About 200 social studies teachers from around the state made their way to the Old Town Conference Center in downtown Wichita last Sunday and Monday for the annual state conference. If you were there, you know this already.
If you were not there . . . well, you missed a lot of social studies awesome. Seriously. Make plans for next year. Great conversations. Great learning. Great networking. Great food. Great people.
We know that Kansas does social studies a bit differently. Ever since 2013, when the latest state standards document was released, teachers in the state are being asked to focus on five major themes and historical thinking skills rather than just teaching a bunch of dates and places. It’s the balance between process and knowledge that we’re after.
But doing things differently also extends to our state level conference. It seems that in most other states, the different social studies organizations host their own conferences. Econ here. Geo there. History somewhere else. Here in Kansas?
The four major social studies groups – the Kansas Council for Economic Education, the Kansas Council for History Education, the Kansas Council for the Social Studies, and the Kansas Geographic Alliance – all work together to host one conference a year. With the support and encouragement of the Kansas Department of Education, this makes it easier for K-12 teachers to find us all in the same place and increases the cumulative social studies goodness.
This encourages some awesome learning opportunities. It also makes for a great Sunday night reception when we honor all of our different teachers of the year. This year’s winners? Continue reading Kansas teacher of the year winners, lots of social studies nerds, and a ton of learning
The following is a guest post from Doing Social Studies contributor Joe Zlatnik, an 8th grade Social Studies teacher at Basehor-Linwood Middle School
Professional development, for most of us, occurs in our own building and districts, and, in my experience, is not usually planned with social studies teachers in mind. The professional development I have been involved with is usually very general and is rarely specific to what I teach. While this is unfortunate, the burden on school administrators planning professional development opportunities is understandable. STEM subjects and reading are the major priorities of the state of Kansas, and school districts follow suit. Considering the shrinking budgets across the state, there is less and less available for content-specific professional development, especially for Social Studies teachers.
While this is certainly a disappointing reality, there are incredible opportunities available for those who seek them out. Conferences, such as KCSS and NCSS, are great opportunities to network and learn from some of the best Social Studies teachers from around the state and country. There are also a number of opportunities available during the summer for teachers who seek to grow as a professional.
Last month, I had the incredible opportunity to take part in the George Washington Teacher Institute at the our first President’s beloved estate, Mt. Vernon. This five-day, four-night residential professional development program focused on the leadership and legacy of George Washington, and the lessons that we can derive from him and his experiences. Dr. Denver Brunsman of George Washington University led the institute. We also had opportunities to collaborate with Mt. Vernon’s historians, curators, educational experts, and the fellow teachers taking part in the institute.

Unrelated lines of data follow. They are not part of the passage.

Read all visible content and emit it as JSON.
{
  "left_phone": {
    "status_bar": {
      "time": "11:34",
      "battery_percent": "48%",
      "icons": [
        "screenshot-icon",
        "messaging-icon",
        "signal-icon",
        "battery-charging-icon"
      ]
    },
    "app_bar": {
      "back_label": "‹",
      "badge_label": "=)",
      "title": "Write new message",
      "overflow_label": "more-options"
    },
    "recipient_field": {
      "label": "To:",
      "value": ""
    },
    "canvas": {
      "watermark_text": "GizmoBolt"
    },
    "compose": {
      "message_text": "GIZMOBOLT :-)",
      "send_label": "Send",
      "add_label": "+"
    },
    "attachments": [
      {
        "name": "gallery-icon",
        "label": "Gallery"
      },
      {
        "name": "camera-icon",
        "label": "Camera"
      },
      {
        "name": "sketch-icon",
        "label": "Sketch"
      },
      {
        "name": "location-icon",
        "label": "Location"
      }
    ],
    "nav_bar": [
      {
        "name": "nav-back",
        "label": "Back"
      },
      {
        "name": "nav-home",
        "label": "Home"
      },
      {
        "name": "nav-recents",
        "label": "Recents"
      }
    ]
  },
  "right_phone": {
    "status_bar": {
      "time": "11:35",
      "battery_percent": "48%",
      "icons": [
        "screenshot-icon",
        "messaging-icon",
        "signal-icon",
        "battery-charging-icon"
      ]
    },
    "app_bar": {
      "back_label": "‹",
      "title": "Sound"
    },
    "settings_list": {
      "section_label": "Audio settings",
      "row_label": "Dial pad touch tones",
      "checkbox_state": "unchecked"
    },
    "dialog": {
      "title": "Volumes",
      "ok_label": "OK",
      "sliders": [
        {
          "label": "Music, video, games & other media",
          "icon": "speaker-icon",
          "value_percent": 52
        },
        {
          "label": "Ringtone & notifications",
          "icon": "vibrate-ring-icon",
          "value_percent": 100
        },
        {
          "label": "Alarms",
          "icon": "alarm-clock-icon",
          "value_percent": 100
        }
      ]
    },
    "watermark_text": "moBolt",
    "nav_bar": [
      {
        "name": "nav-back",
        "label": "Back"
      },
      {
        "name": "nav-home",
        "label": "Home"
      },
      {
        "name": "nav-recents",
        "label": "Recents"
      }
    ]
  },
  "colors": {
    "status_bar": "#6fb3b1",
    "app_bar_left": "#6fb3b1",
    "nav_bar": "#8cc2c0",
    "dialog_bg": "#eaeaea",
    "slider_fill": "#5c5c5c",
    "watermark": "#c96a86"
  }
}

Continue reading The George Washington Teacher Institute- A Great Opportunity for Teachers!
It’s been a busy semester. Thanksgiving is just a couple of days away and then it’s just a few weeks to holiday break. And between the start of school and now, we’ve all been busy.

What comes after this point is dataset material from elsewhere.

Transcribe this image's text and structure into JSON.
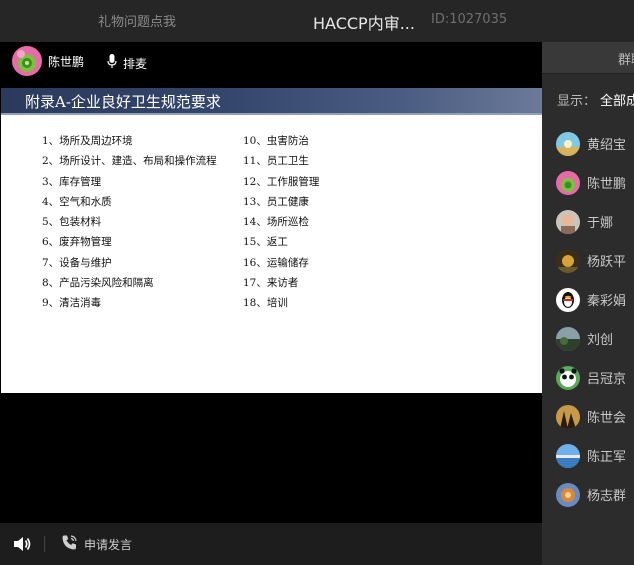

Catch up on some of the details with the KCSS Sunflower Newsletter Winter Edition. Need a few teasers?
- Update on the 2015 Judy Cromwell Teacher of the Year winners
- State conference presentation resources
- Links to cool tools like HSTRY and The New Immigrants
- Summer 2016 learning opportunities
Have a great break!
The 2015 Kansas Social Studies Conference began with an opening assembly hosted by Don Gifford and Suzy Myers from the Kansas Department of Education to fit with the theme of Integrating History and ELA. Don started his presentation by introducing us to his self proclaimed “man crush” Alexander Hamilton.
Don suggested that “Hamilton wrote himself out of poverty and into the history books.” He continued by suggesting that we need to encourage reading and writing skills in our classrooms. Suzy then asked us to consider what prevents us from making literacy, especially writing, a central activity in our daily lessons. Research shows that colleges and employers are able to identify reading and writing deficiencies in the classroom and the job place, so why are we not doing more to prevent this?
As educators we should redefine what we consider writing, use meaningful collaboration between social studies and English teachers, and model for our students the transfer of knowledge between content areas by applying grammar in the social studies classroom and content in the English classroom.
Continue reading Kansas Social Studies Conference
I had the great fortune several weeks ago of attending the Council for State Social Studies Specialists (CS4) and National Council for the Social Studies (NCSS) annual conferences, this year held in Boston. I always look forward to this event as it is the only time I get the opportunity to meet up with state social studies supervisors (people in my job) from around the nation.
Colleagues from Maine to Hawaii – It’s true. Kristi from Maine and Rosanna in Hawaii – meeting face to face in a single place. We get the chance to talk about issues common to our states as well as issues that aren’t common among us. I had the opportunity to hear Continue reading National Council for the Social Studies: The Civic Mission of Schools